Van Til's Birthday

May 02, 2012

Born May 3rd, 1895

Cornelius Van Til was one of the key founders of Westminster Theological Seminary in the early 20th century. He provided the backbone of Apologetic teaching at Westminster, and his legacy lives on today in our curriculum and in the teaching and writing of Drs. K. Scott Oliphint and William Edgar, among many others.

Listen to some of Dr. Van Til's lectures in our audio archives or our iTunes U page.

On May 3rd of this year, which would have been his 117th birthday, we look back at some photos from Van Til's time here, as well as some key quotes from his major writings.

Van Til in his study
Van Til in his study

90th Birthday Cake
90th Birthday cake (1985)

Van Til teaching
Teaching a class with the memorable Creator-creature diagram on the chalkboard.

Geoff Thomas at graduation with Van Til
At graduation (1964) with alumnus Rev. Dr. Geoff Thomas

Van Til Preaching with Jack Miller
Van Til preaching with Rev. C. John Miller on Wall St.

Van Til with his wife,
At home with his wife, Rena.

The Following are excerpts from some of the most important and influential of Van Til's works:

"We conclude then that when both parties, the believer and the non-believer, are epistemologically self-conscious and as such engaged in the interpretative enterprise, they cannot be said to have any fact in common. On the other hand, it must be asserted that they have every fact in common. Both deal with the same God and with the same universe created by God. Both are made in the image of God. In short, they have the metaphysical situation in common. Metaphysically, both parties have all things in common, while epistemologically they have nothing in common. Christians and non-Christians have opposing philosophies of fact. They also have opposing philosophies of law. They differ on the nature of diversity; they also differ on the nature of unity."[1]

"Christianity offers the triune God, the absolute personality…as the God in whom we believe. This conception of God is the foundation of everything else we hold dear. Unless we can believe in this sort of God, it does us no good to be told that we may believe in some other sort of God, or in anything else. For us everything depends for its meaning upon this sort of God. Accordingly we are not interested to have anyone prove to us the existence of any other sort of God but this God. Any other sort of God is no God at all and to prove some other sort of God exists is, in effect, to prove that no God exists."[2]

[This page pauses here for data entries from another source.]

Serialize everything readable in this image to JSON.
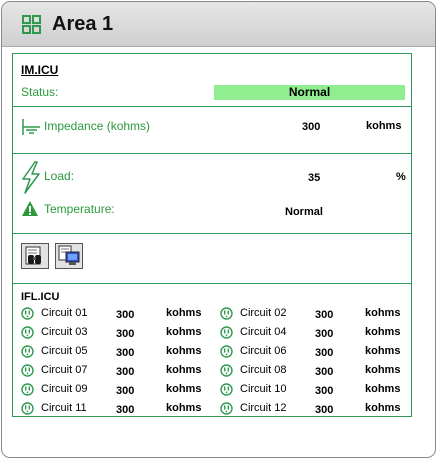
{
  "window": {
    "title": "Area 1",
    "icon": "grid-icon"
  },
  "device": {
    "name": "IM.ICU",
    "status_label": "Status:",
    "status_value": "Normal",
    "status_color": "#90ee90"
  },
  "impedance": {
    "label": "Impedance (kohms)",
    "value": "300",
    "unit": "kohms",
    "icon": "ground-icon"
  },
  "load": {
    "label": "Load:",
    "value": "35",
    "unit": "%",
    "icon": "lightning-icon"
  },
  "temperature": {
    "label": "Temperature:",
    "value": "Normal",
    "icon": "warning-icon"
  },
  "toolbar": {
    "buttons": [
      "binoculars-icon",
      "computer-monitor-icon"
    ]
  },
  "circuits": {
    "title": "IFL.ICU",
    "items": [
      {
        "name": "Circuit 01",
        "value": "300",
        "unit": "kohms"
      },
      {
        "name": "Circuit 02",
        "value": "300",
        "unit": "kohms"
      },
      {
        "name": "Circuit 03",
        "value": "300",
        "unit": "kohms"
      },
      {
        "name": "Circuit 04",
        "value": "300",
        "unit": "kohms"
      },
      {
        "name": "Circuit 05",
        "value": "300",
        "unit": "kohms"
      },
      {
        "name": "Circuit 06",
        "value": "300",
        "unit": "kohms"
      },
      {
        "name": "Circuit 07",
        "value": "300",
        "unit": "kohms"
      },
      {
        "name": "Circuit 08",
        "value": "300",
        "unit": "kohms"
      },
      {
        "name": "Circuit 09",
        "value": "300",
        "unit": "kohms"
      },
      {
        "name": "Circuit 10",
        "value": "300",
        "unit": "kohms"
      },
      {
        "name": "Circuit 11",
        "value": "300",
        "unit": "kohms"
      },
      {
        "name": "Circuit 12",
        "value": "300",
        "unit": "kohms"
      }
    ]
  }
}
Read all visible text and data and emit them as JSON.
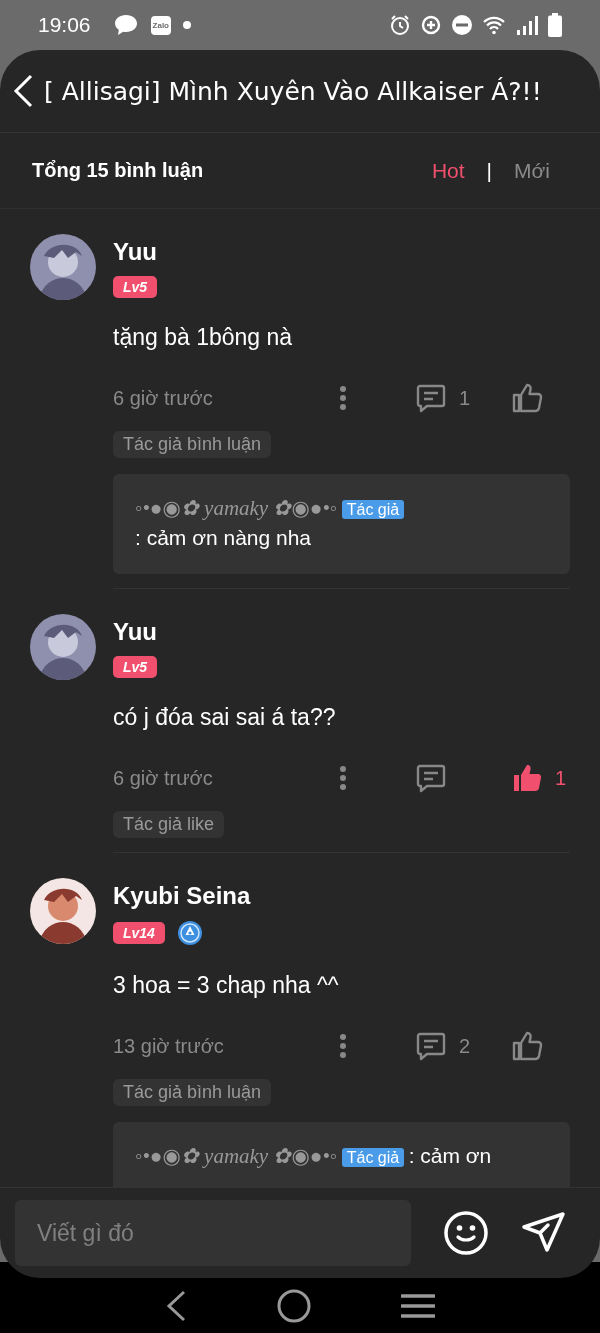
{
  "status_bar": {
    "time": "19:06",
    "app_badge": "Zalo"
  },
  "header": {
    "title": "[ Allisagi] Mình Xuyên Vào Allkaiser Á?!!"
  },
  "comment_bar": {
    "total": "Tổng 15 bình luận",
    "separator": "|",
    "sort_options": [
      {
        "label": "Hot",
        "selected": true
      },
      {
        "label": "Mới",
        "selected": false
      }
    ]
  },
  "comments": [
    {
      "name": "Yuu",
      "level": "Lv5",
      "verified": false,
      "avatar": {
        "kind": "picture"
      },
      "text": "tặng bà 1bông nà",
      "time": "6 giờ trước",
      "reply_count": "1",
      "liked": false,
      "tag": "Tác giả bình luận",
      "replies": [
        {
          "name": "◦•●◉✿ yamaky ✿◉●•◦",
          "badge": "Tác giả",
          "text": ": cảm ơn nàng nha"
        }
      ]
    },
    {
      "name": "Yuu",
      "level": "Lv5",
      "verified": false,
      "avatar": {
        "kind": "picture"
      },
      "text": "có j đóa sai sai á ta??",
      "time": "6 giờ trước",
      "liked": true,
      "like_count": "1",
      "tag": "Tác giả like"
    },
    {
      "name": "Kyubi Seina",
      "level": "Lv14",
      "verified": true,
      "avatar": {
        "kind": "picture"
      },
      "text": "3 hoa = 3 chap nha ^^",
      "time": "13 giờ trước",
      "reply_count": "2",
      "liked": false,
      "tag": "Tác giả bình luận",
      "replies": [
        {
          "name": "◦•●◉✿ yamaky ✿◉●•◦",
          "badge": "Tác giả",
          "text": ": cảm ơn"
        }
      ]
    }
  ],
  "composer": {
    "placeholder": "Viết gì đó"
  }
}
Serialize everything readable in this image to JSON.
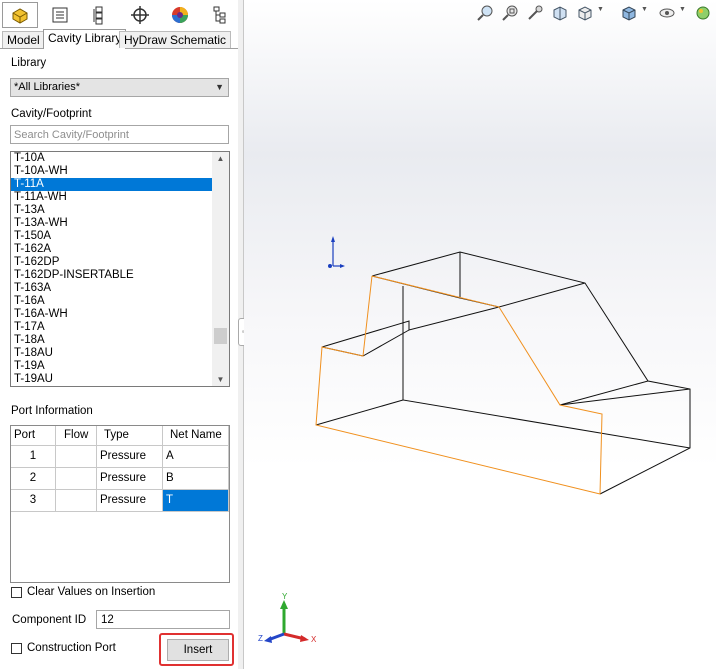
{
  "feature_tabs": [
    {
      "icon": "part-icon"
    },
    {
      "icon": "property-manager-icon"
    },
    {
      "icon": "configuration-manager-icon"
    },
    {
      "icon": "dimxpert-icon"
    },
    {
      "icon": "appearance-icon"
    },
    {
      "icon": "hierarchy-icon"
    }
  ],
  "tabs": [
    {
      "label": "Model"
    },
    {
      "label": "Cavity Library"
    },
    {
      "label": "HyDraw Schematic"
    }
  ],
  "library": {
    "label": "Library",
    "selected": "*All Libraries*"
  },
  "cavity": {
    "label": "Cavity/Footprint",
    "search_placeholder": "Search Cavity/Footprint",
    "items": [
      "T-10A",
      "T-10A-WH",
      "T-11A",
      "T-11A-WH",
      "T-13A",
      "T-13A-WH",
      "T-150A",
      "T-162A",
      "T-162DP",
      "T-162DP-INSERTABLE",
      "T-163A",
      "T-16A",
      "T-16A-WH",
      "T-17A",
      "T-18A",
      "T-18AU",
      "T-19A",
      "T-19AU"
    ],
    "selected_index": 2
  },
  "port_info": {
    "label": "Port Information",
    "columns": [
      "Port",
      "Flow",
      "Type",
      "Net Name"
    ],
    "rows": [
      {
        "port": "1",
        "flow": "",
        "type": "Pressure",
        "net": "A"
      },
      {
        "port": "2",
        "flow": "",
        "type": "Pressure",
        "net": "B"
      },
      {
        "port": "3",
        "flow": "",
        "type": "Pressure",
        "net": "T"
      }
    ]
  },
  "clear_values": {
    "label": "Clear Values on Insertion",
    "checked": false
  },
  "component_id": {
    "label": "Component ID",
    "value": "12"
  },
  "construction_port": {
    "label": "Construction Port",
    "checked": false
  },
  "insert": {
    "label": "Insert"
  },
  "heads_up_toolbar": [
    "zoom-to-fit-icon",
    "zoom-to-area-icon",
    "previous-view-icon",
    "section-view-icon",
    "view-orientation-icon",
    "display-style-icon",
    "hide-show-items-icon",
    "edit-appearance-icon"
  ],
  "triad_axes": {
    "x": "X",
    "y": "Y",
    "z": "Z"
  },
  "colors": {
    "selection": "#0078d7",
    "highlight_border": "#e03131",
    "edge_highlight": "#f0901e"
  }
}
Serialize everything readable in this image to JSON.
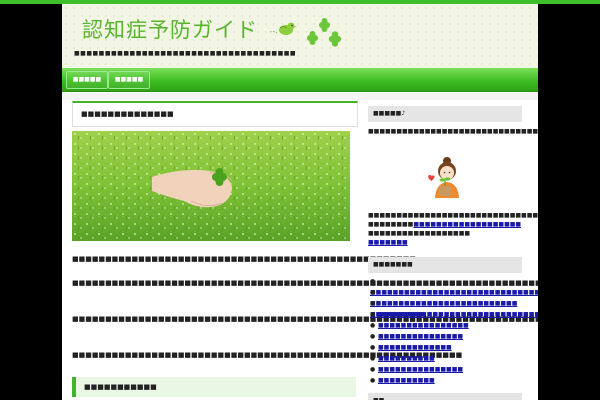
{
  "site": {
    "title": "認知症予防ガイド",
    "tagline": "■■■■■■■■■■■■■■■■■■■■■■■■■■■■■■■■■■■■"
  },
  "nav": [
    {
      "label": "■■■■■"
    },
    {
      "label": "■■■■■"
    }
  ],
  "post": {
    "title": "■■■■■■■■■■■■■■",
    "paragraphs": [
      "■■■■■■■■■■■■■■■■■■■■■■■■■■■■■■■■■■■■■■■■■■■■■■■■■■■■",
      "■■■■■■■■■■■■■■■■■■■■■■■■■■■■■■■■■■■■■■■■■■■■■■■■■■■■■■■■■■■■■■■■■■■■■■■■■■■■■■■■",
      "■■■■■■■■■■■■■■■■■■■■■■■■■■■■■■■■■■■■■■■■■■■■■■■■■■■■■■■■■■■■■■■■■■■■■■■■■■■■■■■■■■■",
      "■■■■■■■■■■■■■■■■■■■■■■■■■■■■■■■■■■■■■■■■■■■■■■■■■■■■■■■■■■■"
    ],
    "subheading": "■■■■■■■■■■■"
  },
  "sidebar": {
    "profile_title": "■■■■■♪",
    "profile_text": "■■■■■■■■■■■■■■■■■■■■■■■■■■■■■■■■■■■■■■■■■■■■■■■■■■■■■■■■■■■■■■■■■■■■■■■■■■■■■",
    "profile_line1": "■■■■■■■■■■■■■■■■■■■■■■■■■■■■■■■",
    "profile_line2_text": "■■■■■■■■",
    "profile_line2_link": "■■■■■■■■■■■■■■■■■■■",
    "profile_line3": "■■■■■■■■■■■■■■■■■■",
    "profile_link": "■■■■■■■",
    "list_title": "■■■■■■■",
    "list_bullet": "●",
    "list": [
      "■■■■■■■■■■■■■■■■■■■■■■■■■■■■■■■■",
      "■■■■■■■■■■■■■■■■■■■■■■■■■■",
      "■■■■■■■■■■■■■■■■■■■■■■■■■■■■■■■■",
      "■■■■■■■■",
      "■■■■■■■■■■■■■■■■",
      "■■■■■■■■■■■■■■■",
      "■■■■■■■■■■■■■",
      "■■■■■■■■■■",
      "■■■■■■■■■■■■■■■",
      "■■■■■■■■■■"
    ],
    "bottom_title": "■■"
  }
}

"If we are to defend Christian theism as a unit it must be shown that its parts are really related to one another… The whole curriculum of an orthodox seminary is built upon the conception of Christian theism as a unit. The Bible is at the center not only of every course, but at the center of the curriculum as a whole. The Bible is thought of as authoritative on everything of which it speaks. Moreover, it speaks of everything. We do not mean that it speaks of football games, of atoms, etc., directly, but we do mean that it speaks of everything either directly or by implication. It tells us not only of the Christ and his work, but it also tells us who God is and where the universe about us has come from. It tells us about theism as well as about Christianity. It gives us a philosophy of history as well as history. Moreover, the information on these subjects is woven into an inextricable whole. It is only if you reject the Bible as the word of God that you can separate the so-called religious and moral instruction of the Bible from what it says, e.g., about the physical universe. This view of Scripture, therefore, involves the idea that there is nothing in this universe on which human beings can have full and true information unless they take the Bible into account. We do not mean, of course, that one must go to the Bible rather than to the laboratory if one wishes to study the anatomy of the snake. But if one goes only to the laboratory and not also to the Bible one will not have a full or even true interpretation of the snake. Apologetics must therefore take a definitely assigned place in the curriculum of an orthodox seminary."[3]

[1] Cornelius Van Til. Common Grace and The Gospel. Phillipsburg, NJ: P&R Publishing. 1977

[2] Van Til. The Defense of the Faith, Fourth Edition. Ed. K. Scott Oliphint. Phillipsburg, NJ: P&R Publishing. 2008.  p. 34

[3] Van Til, Christian Apologetics, second edition. Ed. William Edgar. Phillipsburg, NJ: P&R Publishing. 2003 p. 19-20

Eating Cake
Enjoying some cake at he and his wife's 50th Anniversary celebration.